**Source data:**
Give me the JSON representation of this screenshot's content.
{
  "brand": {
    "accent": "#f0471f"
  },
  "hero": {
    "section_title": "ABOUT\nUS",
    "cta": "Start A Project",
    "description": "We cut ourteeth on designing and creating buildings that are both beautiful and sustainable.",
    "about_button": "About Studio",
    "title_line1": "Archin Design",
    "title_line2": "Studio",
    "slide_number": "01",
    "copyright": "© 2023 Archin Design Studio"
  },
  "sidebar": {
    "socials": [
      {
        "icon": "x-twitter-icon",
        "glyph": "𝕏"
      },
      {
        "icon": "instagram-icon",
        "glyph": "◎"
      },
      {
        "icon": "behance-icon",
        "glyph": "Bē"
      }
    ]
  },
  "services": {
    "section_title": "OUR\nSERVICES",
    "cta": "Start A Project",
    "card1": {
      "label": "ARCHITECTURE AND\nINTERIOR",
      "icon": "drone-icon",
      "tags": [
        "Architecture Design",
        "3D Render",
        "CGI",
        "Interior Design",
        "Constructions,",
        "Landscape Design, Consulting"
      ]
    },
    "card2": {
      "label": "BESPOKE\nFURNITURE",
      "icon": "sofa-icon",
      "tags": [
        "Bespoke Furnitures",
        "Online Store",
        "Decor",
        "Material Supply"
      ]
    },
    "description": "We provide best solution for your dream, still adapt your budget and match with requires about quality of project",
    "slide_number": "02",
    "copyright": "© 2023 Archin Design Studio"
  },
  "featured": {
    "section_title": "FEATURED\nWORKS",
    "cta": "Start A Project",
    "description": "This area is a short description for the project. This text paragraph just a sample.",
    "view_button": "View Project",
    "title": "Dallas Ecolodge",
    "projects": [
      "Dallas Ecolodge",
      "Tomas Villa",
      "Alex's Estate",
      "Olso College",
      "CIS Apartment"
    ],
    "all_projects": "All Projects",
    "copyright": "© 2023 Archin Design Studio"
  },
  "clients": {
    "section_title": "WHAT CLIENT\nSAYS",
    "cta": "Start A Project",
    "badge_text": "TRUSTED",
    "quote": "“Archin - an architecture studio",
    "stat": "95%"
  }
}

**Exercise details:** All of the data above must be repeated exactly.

**Result of the task:**
Give me the JSON representation of this screenshot's content.
{
  "brand": {
    "accent": "#f0471f"
  },
  "hero": {
    "section_title": "ABOUT\nUS",
    "cta": "Start A Project",
    "description": "We cut ourteeth on designing and creating buildings that are both beautiful and sustainable.",
    "about_button": "About Studio",
    "title_line1": "Archin Design",
    "title_line2": "Studio",
    "slide_number": "01",
    "copyright": "© 2023 Archin Design Studio"
  },
  "sidebar": {
    "socials": [
      {
        "icon": "x-twitter-icon",
        "glyph": "𝕏"
      },
      {
        "icon": "instagram-icon",
        "glyph": "◎"
      },
      {
        "icon": "behance-icon",
        "glyph": "Bē"
      }
    ]
  },
  "services": {
    "section_title": "OUR\nSERVICES",
    "cta": "Start A Project",
    "card1": {
      "label": "ARCHITECTURE AND\nINTERIOR",
      "icon": "drone-icon",
      "tags": [
        "Architecture Design",
        "3D Render",
        "CGI",
        "Interior Design",
        "Constructions,",
        "Landscape Design, Consulting"
      ]
    },
    "card2": {
      "label": "BESPOKE\nFURNITURE",
      "icon": "sofa-icon",
      "tags": [
        "Bespoke Furnitures",
        "Online Store",
        "Decor",
        "Material Supply"
      ]
    },
    "description": "We provide best solution for your dream, still adapt your budget and match with requires about quality of project",
    "slide_number": "02",
    "copyright": "© 2023 Archin Design Studio"
  },
  "featured": {
    "section_title": "FEATURED\nWORKS",
    "cta": "Start A Project",
    "description": "This area is a short description for the project. This text paragraph just a sample.",
    "view_button": "View Project",
    "title": "Dallas Ecolodge",
    "projects": [
      "Dallas Ecolodge",
      "Tomas Villa",
      "Alex's Estate",
      "Olso College",
      "CIS Apartment"
    ],
    "all_projects": "All Projects",
    "copyright": "© 2023 Archin Design Studio"
  },
  "clients": {
    "section_title": "WHAT CLIENT\nSAYS",
    "cta": "Start A Project",
    "badge_text": "TRUSTED",
    "quote": "“Archin - an architecture studio",
    "stat": "95%"
  }
}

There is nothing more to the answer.